WE RISE BY LIFTING OTHERS. One of my greatest joys in this process has been how much I have inspired others. Whether it be for them to try a food I loved or to go out for their first run in years, it’s amazing to think that my words or actions have that much impact on someone else. I have always been a sharer by nature — I am an open book in almost every aspect of my life — and I take great pleasure in knowing that I can help others along their own similar process. If you’re on a journey like this, don’t be afraid to be open about it. Tell others what you’re doing. Post photos of your successes, or your struggles. Be openly proud of yourself. You never know who it might inspire.

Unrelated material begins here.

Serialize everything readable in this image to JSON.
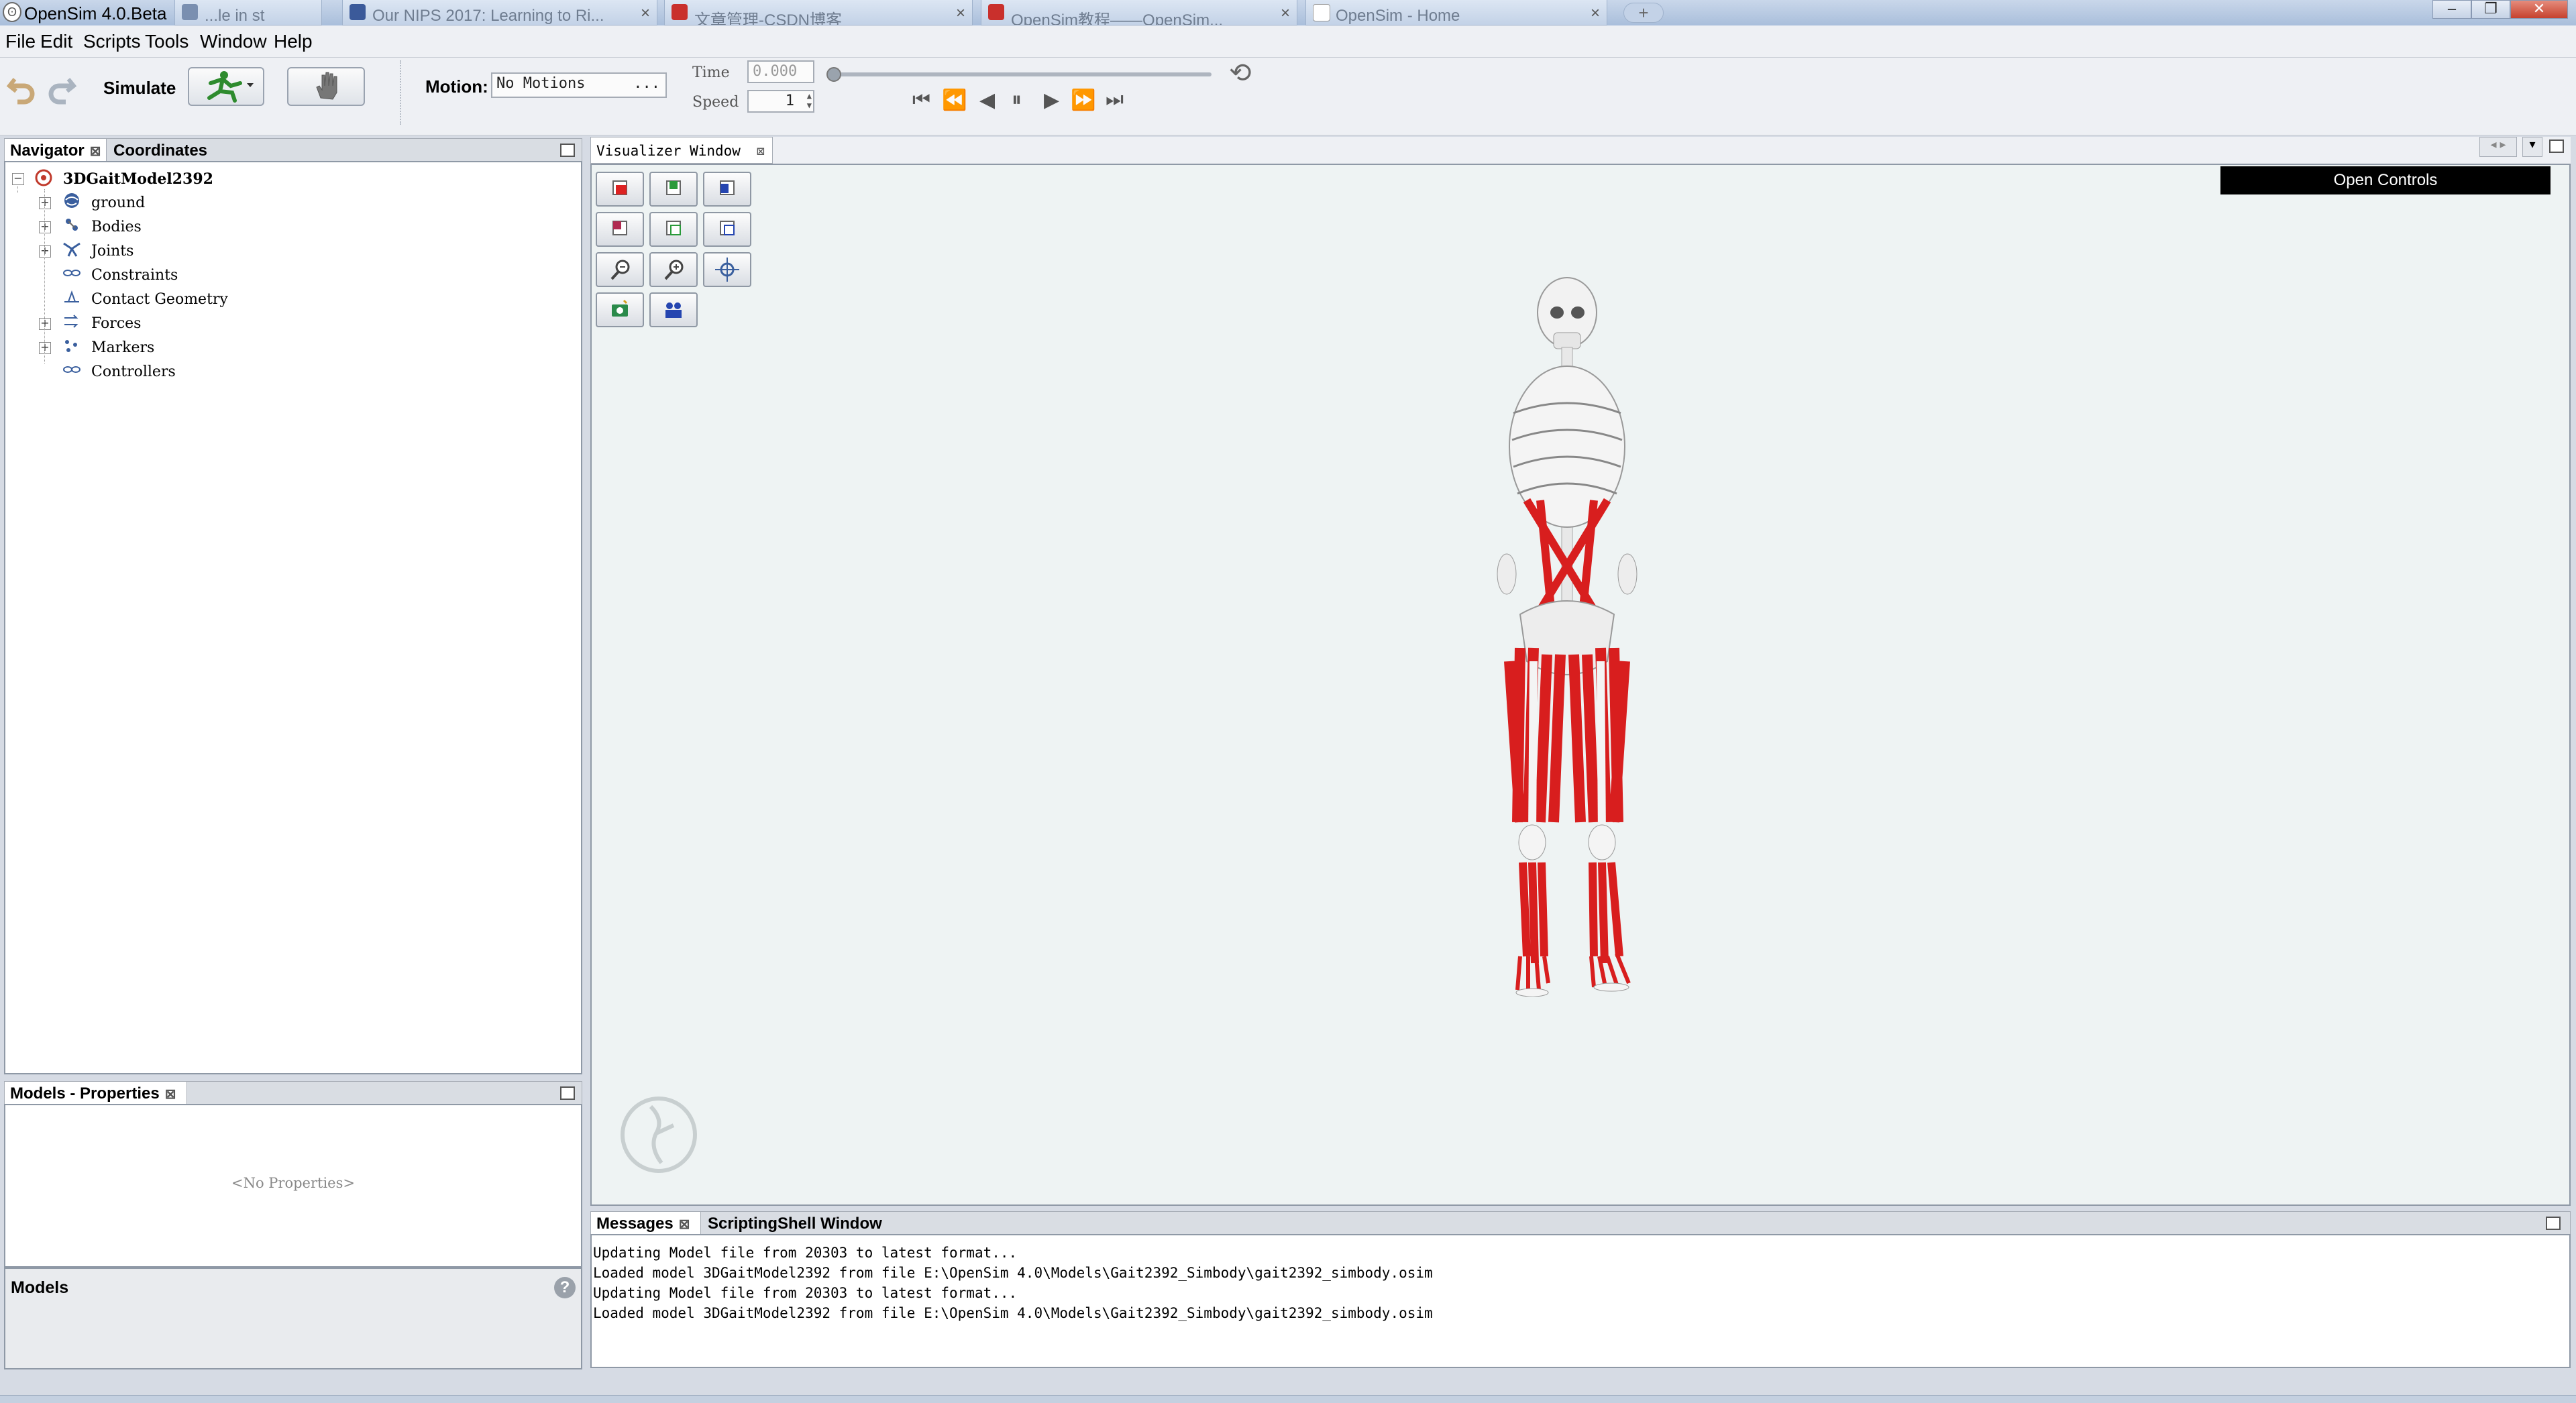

BODY SHAMING KNOWS NO SIZE LIMITS.¬†I am, of course, not talking about someone saying “you look awesome!” when I post a selfie, or being happy for me if I put up a progress photo. But it¬†has been mind-blowing to me how many people have invited themselves to critique my process, to ask extremely personal questions, to question my methods, and to generally feel like my weight loss is an open door for them to be intrusive and insensitive. I’ve heard things like “if¬†there’s a strong wind¬†you’re going to blow away!”. I’ve been straight up told “you should really stop losing weight now” by acquaintances. I’ve been told I’m too skinny by total strangers, or that I need to “eat a sandwich”. I’ve had men inform me that I’m “not their type anymore”, or that “real women have curves”. I’ve had family members ask me if I eat, and others make comments like “I guess you won’t be having any of those cupcakes, huh?” (you bet your ass I am). I’ve had people who barely knew me assume I must be starving myself. Considering I never got comments like this before I started losing weight, it has struck me as so odd that people take someone changing their body as a free pass to comment however they please. But I know what I’m all about and I know what my motivation is, so I try to not let it bother me. My body is MY BODY and your criticisms are not welcome. ūüėČ


ABOVE ALL, IT IS 10000% WORTH IT. I’ve said it before, but my life has changed in innumerable ways since I started this process. I’ve never felt so much pride in myself, and I’ve never¬†been so surprised and humbled by what I can accomplish. I am strong and powerful and badass and it’s amazing. And if this post detailing the lessons I’ve learned helps even one person, even better. ūüôā